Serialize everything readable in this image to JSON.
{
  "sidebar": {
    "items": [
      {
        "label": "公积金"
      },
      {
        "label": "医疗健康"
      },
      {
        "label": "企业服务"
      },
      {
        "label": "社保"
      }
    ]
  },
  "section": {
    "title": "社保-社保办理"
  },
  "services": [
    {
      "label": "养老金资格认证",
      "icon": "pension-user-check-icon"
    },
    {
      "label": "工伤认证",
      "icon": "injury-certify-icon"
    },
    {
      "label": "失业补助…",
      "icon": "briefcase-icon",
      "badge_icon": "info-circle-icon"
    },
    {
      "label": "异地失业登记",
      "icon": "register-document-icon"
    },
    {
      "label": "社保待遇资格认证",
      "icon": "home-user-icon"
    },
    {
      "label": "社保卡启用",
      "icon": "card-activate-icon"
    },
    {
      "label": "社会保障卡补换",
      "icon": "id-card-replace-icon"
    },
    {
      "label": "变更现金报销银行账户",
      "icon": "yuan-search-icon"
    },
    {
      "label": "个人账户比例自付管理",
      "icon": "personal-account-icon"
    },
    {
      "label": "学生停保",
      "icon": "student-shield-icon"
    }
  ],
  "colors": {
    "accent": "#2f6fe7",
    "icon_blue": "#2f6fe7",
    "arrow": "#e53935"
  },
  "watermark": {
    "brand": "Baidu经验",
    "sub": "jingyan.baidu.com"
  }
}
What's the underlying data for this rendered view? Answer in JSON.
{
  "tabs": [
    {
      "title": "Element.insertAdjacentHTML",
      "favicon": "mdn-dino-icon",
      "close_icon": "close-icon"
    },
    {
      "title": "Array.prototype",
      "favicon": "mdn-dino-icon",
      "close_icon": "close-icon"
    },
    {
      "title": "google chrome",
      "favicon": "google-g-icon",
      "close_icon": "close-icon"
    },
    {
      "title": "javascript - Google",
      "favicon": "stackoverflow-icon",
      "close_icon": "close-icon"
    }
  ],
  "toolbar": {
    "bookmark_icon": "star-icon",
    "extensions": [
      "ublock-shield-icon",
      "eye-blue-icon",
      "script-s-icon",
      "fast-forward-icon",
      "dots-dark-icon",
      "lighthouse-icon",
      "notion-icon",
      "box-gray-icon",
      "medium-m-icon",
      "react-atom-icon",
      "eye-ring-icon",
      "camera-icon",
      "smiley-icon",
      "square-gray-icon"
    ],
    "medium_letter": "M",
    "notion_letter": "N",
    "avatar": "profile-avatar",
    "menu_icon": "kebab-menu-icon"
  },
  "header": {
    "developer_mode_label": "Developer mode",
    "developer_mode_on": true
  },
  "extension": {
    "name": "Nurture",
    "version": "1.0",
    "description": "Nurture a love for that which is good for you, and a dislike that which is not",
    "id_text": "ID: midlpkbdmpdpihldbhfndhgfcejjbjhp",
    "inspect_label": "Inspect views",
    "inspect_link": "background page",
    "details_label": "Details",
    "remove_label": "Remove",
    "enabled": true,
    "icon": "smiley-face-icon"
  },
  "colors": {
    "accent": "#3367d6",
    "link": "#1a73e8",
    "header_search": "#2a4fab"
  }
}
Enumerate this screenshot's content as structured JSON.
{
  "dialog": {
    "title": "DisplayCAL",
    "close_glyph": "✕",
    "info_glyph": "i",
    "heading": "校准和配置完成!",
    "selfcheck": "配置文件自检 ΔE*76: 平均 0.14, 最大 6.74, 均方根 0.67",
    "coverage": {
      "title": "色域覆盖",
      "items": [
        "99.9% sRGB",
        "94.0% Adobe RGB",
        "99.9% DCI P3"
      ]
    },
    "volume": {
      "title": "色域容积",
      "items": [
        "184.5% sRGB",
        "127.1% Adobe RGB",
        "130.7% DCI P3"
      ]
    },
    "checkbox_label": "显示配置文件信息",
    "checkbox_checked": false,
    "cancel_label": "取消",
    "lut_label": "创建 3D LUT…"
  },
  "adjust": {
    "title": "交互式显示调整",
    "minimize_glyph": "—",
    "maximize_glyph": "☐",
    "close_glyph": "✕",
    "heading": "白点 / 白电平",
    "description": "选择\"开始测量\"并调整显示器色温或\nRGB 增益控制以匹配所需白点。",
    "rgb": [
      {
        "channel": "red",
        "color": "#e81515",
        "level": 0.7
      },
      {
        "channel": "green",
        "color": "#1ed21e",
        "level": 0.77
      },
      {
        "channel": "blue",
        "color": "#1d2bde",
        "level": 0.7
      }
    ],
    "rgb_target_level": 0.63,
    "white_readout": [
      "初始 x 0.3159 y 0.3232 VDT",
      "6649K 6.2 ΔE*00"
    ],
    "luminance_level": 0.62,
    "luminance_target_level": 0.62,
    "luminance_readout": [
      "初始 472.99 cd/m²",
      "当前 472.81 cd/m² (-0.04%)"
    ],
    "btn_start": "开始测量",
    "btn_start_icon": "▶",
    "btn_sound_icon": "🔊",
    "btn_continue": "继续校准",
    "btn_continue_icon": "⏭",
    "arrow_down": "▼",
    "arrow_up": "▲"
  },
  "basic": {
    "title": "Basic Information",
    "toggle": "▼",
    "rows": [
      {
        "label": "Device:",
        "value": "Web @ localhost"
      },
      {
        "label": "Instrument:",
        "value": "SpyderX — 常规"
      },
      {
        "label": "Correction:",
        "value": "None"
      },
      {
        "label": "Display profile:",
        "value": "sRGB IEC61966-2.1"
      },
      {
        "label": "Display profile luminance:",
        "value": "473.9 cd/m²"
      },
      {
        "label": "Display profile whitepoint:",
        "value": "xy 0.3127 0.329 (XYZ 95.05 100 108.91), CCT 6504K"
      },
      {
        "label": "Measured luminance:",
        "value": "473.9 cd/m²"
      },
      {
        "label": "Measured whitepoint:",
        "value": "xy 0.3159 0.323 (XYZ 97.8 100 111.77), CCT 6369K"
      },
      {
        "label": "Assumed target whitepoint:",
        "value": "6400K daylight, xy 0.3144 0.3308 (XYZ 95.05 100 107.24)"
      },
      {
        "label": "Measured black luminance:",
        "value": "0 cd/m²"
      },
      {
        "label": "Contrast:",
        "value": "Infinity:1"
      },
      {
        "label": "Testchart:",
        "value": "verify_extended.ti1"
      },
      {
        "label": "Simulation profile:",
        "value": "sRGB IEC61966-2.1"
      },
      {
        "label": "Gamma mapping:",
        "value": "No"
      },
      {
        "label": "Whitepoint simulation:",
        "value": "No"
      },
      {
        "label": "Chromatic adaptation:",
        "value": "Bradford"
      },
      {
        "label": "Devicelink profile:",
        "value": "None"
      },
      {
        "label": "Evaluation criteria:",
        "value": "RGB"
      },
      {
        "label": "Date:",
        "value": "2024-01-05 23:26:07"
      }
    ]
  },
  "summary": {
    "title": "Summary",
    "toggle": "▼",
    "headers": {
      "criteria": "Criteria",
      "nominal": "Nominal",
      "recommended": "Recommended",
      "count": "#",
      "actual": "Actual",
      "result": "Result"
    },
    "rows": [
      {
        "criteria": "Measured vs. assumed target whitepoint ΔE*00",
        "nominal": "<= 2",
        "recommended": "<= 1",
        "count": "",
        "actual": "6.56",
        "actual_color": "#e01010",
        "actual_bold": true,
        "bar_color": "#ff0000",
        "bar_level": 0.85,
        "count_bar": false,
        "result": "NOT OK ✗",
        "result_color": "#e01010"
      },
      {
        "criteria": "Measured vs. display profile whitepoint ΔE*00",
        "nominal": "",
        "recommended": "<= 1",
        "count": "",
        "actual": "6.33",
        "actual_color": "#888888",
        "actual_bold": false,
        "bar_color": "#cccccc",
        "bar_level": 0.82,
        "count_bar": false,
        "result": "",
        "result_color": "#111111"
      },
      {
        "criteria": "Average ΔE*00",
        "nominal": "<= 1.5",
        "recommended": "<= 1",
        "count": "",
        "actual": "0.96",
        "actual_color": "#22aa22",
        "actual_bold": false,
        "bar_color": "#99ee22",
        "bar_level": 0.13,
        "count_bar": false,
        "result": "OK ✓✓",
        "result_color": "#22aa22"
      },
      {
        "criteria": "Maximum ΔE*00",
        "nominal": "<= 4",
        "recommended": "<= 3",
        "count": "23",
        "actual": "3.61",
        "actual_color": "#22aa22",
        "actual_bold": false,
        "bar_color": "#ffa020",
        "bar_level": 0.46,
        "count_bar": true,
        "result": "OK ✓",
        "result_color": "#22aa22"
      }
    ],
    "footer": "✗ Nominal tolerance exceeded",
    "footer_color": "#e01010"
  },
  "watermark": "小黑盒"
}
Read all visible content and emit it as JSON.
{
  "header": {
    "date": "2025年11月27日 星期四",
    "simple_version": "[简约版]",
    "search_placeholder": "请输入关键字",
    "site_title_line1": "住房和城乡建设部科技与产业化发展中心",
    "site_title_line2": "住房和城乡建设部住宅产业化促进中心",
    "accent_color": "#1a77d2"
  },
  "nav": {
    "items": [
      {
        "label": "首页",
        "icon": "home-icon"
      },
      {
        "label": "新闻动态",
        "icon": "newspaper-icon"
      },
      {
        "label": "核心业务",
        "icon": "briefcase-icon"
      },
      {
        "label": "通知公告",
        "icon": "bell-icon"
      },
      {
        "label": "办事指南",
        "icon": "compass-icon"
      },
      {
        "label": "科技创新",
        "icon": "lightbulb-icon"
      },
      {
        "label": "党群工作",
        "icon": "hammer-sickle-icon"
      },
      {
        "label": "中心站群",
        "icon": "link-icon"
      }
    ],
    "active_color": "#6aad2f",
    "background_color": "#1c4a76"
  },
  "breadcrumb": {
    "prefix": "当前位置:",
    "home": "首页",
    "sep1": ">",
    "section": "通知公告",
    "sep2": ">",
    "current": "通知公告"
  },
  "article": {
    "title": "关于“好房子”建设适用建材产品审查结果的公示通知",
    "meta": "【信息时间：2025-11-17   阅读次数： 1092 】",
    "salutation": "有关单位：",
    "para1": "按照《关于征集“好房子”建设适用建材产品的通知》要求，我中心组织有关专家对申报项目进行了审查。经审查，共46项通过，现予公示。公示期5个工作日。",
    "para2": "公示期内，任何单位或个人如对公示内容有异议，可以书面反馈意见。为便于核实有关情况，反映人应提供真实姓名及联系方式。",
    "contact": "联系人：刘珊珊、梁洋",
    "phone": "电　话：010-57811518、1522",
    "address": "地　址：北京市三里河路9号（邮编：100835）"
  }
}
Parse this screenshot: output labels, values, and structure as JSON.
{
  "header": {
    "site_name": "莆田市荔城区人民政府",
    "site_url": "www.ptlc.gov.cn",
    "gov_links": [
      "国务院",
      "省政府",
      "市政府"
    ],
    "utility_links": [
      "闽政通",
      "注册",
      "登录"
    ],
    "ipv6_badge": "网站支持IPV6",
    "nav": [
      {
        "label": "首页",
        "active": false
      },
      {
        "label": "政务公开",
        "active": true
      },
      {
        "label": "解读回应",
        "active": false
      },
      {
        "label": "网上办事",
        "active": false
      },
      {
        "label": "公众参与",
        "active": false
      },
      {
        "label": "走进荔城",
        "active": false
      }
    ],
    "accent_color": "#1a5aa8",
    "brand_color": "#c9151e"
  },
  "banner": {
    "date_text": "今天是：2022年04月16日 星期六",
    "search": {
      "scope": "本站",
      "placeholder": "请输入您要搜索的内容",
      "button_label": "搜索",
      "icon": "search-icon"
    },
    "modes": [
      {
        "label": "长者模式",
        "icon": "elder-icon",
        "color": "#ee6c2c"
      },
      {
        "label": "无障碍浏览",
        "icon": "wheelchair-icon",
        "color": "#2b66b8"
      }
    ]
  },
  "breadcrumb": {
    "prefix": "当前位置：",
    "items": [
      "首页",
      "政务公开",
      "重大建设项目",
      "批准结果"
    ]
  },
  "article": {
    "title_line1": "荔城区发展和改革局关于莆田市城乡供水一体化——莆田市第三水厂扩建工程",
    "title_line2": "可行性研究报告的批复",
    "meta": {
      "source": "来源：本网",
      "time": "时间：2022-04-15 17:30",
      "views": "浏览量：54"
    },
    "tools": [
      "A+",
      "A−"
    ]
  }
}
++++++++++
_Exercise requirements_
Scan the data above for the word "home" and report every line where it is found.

_Output for this exercise_
      "icon": "home-user-icon"
        "icon": "home-icon"
    "home": "首页",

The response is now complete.